Still, if you’re craving that hip, urban, bar-restaurant scene we would recommend Alcazar. We had a fixed menu (there was a group of around 40 people) which is difficult to make interesting and tasty but Alcazar pulled off both. The first course was smoked salmon with creme fraiche and caviar, served on a blini. It was really delicious and (we think) not just because it was 10pm (our usual bedtime!) and we were really hungry. The main course was chicken in a morel mushroom cream sauce served with asparagus. It was perfectly cooked, an accomplishment given that 40 people were served nearly simultaneously, but it did need a little bit of additional salt and pepper to brighten up the flavors of the gravy.
This past Friday I took the day off from work to deal with administrative issues here.
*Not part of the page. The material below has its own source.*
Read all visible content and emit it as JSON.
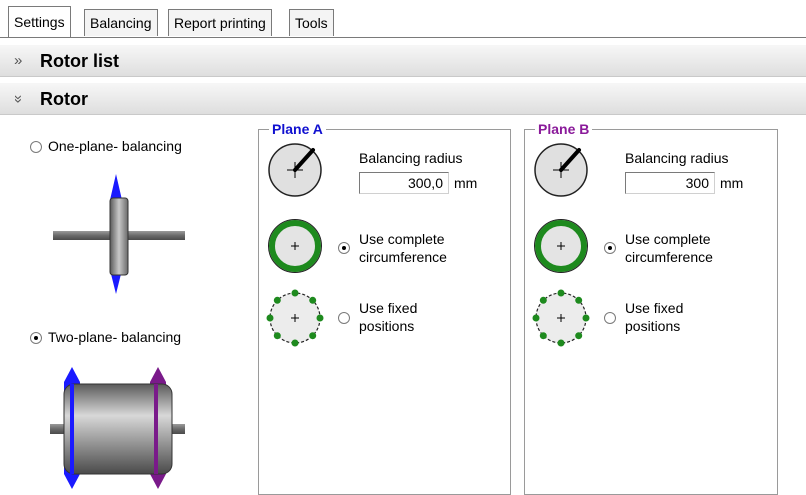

We went to St. Denis to meet with the Paris 8 staff who are going to help us get our cartes de sejour. We wrote about the struggles with the carte de sejours in a previous post and it turns out we don’t deal with the government ourselves–Shannon’s researcher status means that the folks at Paris 8 deal with it for us. More to come when we finally succeed because, after all, this is a restaurant post.
Between the trip to St. Denis and some other errands, we stopped in the 1st arrondissement. I had scoped out a few possible restaurants and we walked by them one by one. The first restaurant I had previously visited in July with my old friend Reid Hoffman. If it hadn’t been the first we stumbled across we probably would have eaten there. After wandering past a few more and deciding they weren’t right for the moment, we decided on Au Dauphin. When we got to the address we couldn’t find it–it appears to have changed hands. Thrown for a loop, we struck out for Au Gourmand on the nearby Rue Molière. This seemed appropriate since Shannon had just seen Tartuffe two nights previously.
We had lunch recently at Christophe, a tiny speck of a place on Rue Descartes, just off the end of Rue Moufftard. Rue Mouffetard is a charming market street that has a number of desultory restaurants. If you find yourself ready for a meal as you’re walking up Rue Mouffetard please just keep going as Mouffetard becomes Rue Descartes and you’ll find Christophe where Rue Descartes forms a small plaza as it runs into Rue de la Montagne Sainte-Geneviève.
Despite its small size (maybe 8 tables seating 25?), Christophe is elegant, with dramatic, vase-themed paintings on the walls and simple, contemporary place settings. I complained that it was a bit too quiet and they needed some music. Just then the bells from a nearby church started a long (15+minutes) and beautiful recital, solving the slight problem.
We’ll be trying to write about food and restaurants while we’re staying in Paris. This is the first in (hopefully) a series….
Friday was my birthday and Shannon and I were able to arrange a great babysitting option (another post on this later I’m sure) and therefore able to go out to a nice dinner. We chose Louis Vins, a restaurant recommended by Yves Epelboin, a colleague at UPMC (as well as by Pudlo, the definitive restaurant guide to Paris). It was fantastic. You should eat here. Probably more than once, unless you’re only staying one day…
The decor (check the photos on the website, they are pretty good but don’t give a sense of how it feels at night) is very cool. Yellow tabletops, really thoughtful lighting, and quirky but carefully selected objects throughout the room gave the room a more intimate and romantic feel than you would expect from peering in the window at mid-day. We were shown to a table right by the window and were able to watch other couples peruse the menu posted outside. After the appetizers it was all we could do to stop from running out and telling them to come in. Continue reading